Penn State said Monday its fundraising efforts rebounded last year after a drop-off in donations followed the arrest of former assistant football coach Jerry Sandusky on child molestation charges.
Total alumni giving reached nearly $88 million in the year that ended in June, up from about $71 million a year earlier but still down from $131 million in 2010-11. That year a major donation for the school's ice hockey program caused a spike in total donations.
The total number of donors rose to an all-time high of about 193,000, and the school was 92 percent of the way toward meeting a $2 billion goal for a campaign that began in 2007. “For the Future: The Campaign for Penn State Students” has raised $400 million for facilities and $688 million toward the endowment, in addition to hundreds of millions of additional funds.

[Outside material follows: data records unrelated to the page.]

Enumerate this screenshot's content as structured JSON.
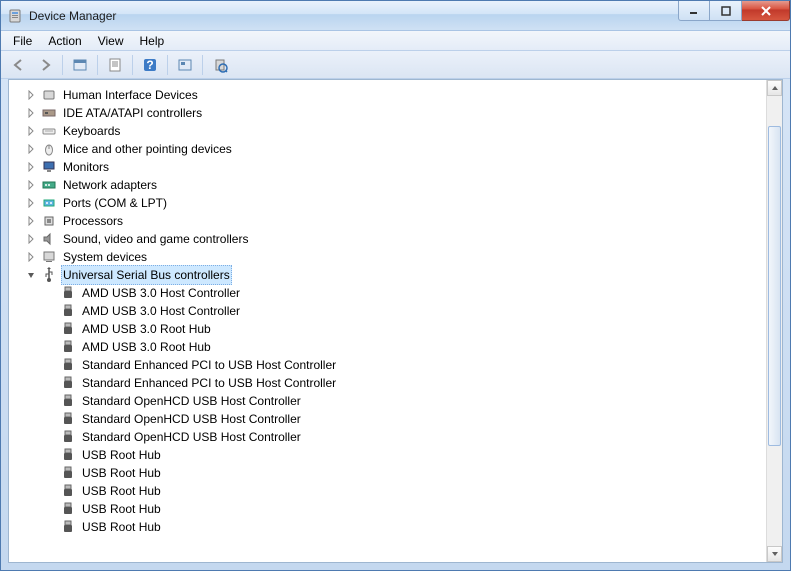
{
  "window": {
    "title": "Device Manager"
  },
  "menu": {
    "file": "File",
    "action": "Action",
    "view": "View",
    "help": "Help"
  },
  "categories": [
    {
      "label": "Human Interface Devices",
      "icon": "hid"
    },
    {
      "label": "IDE ATA/ATAPI controllers",
      "icon": "ide"
    },
    {
      "label": "Keyboards",
      "icon": "keyboard"
    },
    {
      "label": "Mice and other pointing devices",
      "icon": "mouse"
    },
    {
      "label": "Monitors",
      "icon": "monitor"
    },
    {
      "label": "Network adapters",
      "icon": "network"
    },
    {
      "label": "Ports (COM & LPT)",
      "icon": "port"
    },
    {
      "label": "Processors",
      "icon": "cpu"
    },
    {
      "label": "Sound, video and game controllers",
      "icon": "sound"
    },
    {
      "label": "System devices",
      "icon": "system"
    }
  ],
  "expanded": {
    "label": "Universal Serial Bus controllers",
    "children": [
      "AMD USB 3.0 Host Controller",
      "AMD USB 3.0 Host Controller",
      "AMD USB 3.0 Root Hub",
      "AMD USB 3.0 Root Hub",
      "Standard Enhanced PCI to USB Host Controller",
      "Standard Enhanced PCI to USB Host Controller",
      "Standard OpenHCD USB Host Controller",
      "Standard OpenHCD USB Host Controller",
      "Standard OpenHCD USB Host Controller",
      "USB Root Hub",
      "USB Root Hub",
      "USB Root Hub",
      "USB Root Hub",
      "USB Root Hub"
    ]
  }
}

Rod Kirsch, vice president for development and alumni relations, said giving to the university remained solid despite the Sandusky scandal, a transition to a new president, a rough national economy and uncertainty about federal tax laws.
“The resiliency and commitment of the Penn State family is pretty remarkable,” Kirsch said. “A lot of universities would love to have a base of 193,000 donors.”
Total receipts, a measure of how much the money the university actually collects, amounted to about $238 million last year, an increase of $29 million from a year earlier.
The arrest of Sandusky and two university administrators in November 2011 was followed last summer by Sandusky's conviction and the release of a damning report, commissioned by Penn State, about how the school handled complaints about the former coach's encounters with children.
The school's trustees are meeting in southwestern Pennsylvania on Friday, which will mark a year since the release of the Freeh report, as it has become known.
Some alumni have objected to how the school handled the Freeh report, which was critical of the actions by former head coach Joe Paterno, who died of lung cancer in January 2012.
Others have criticized the university's consent agreement with the NCAA, made a year ago, that avoided a complete ban on football but kept the football team out of post-season play for four years, and required a $60 million fine, among other things.
Sandusky is serving a lengthy prison sentence and pursuing appeals. Former administrators Tim Curley and Gary Schultz, and former school president Graham Spanier, await trial for an alleged cover-up of Sandusky complaints, charges they all deny.
Kirsch said fundraising has been resilient despite the two years of negative publicity and turmoil.
“`There has been a lot of noise on a variety of items,” Kirsch said. “But at the end of the day I think you ultimately go back to resiliency.”
“The proof is in the numbers, and the numbers have remained very strong here,” he said.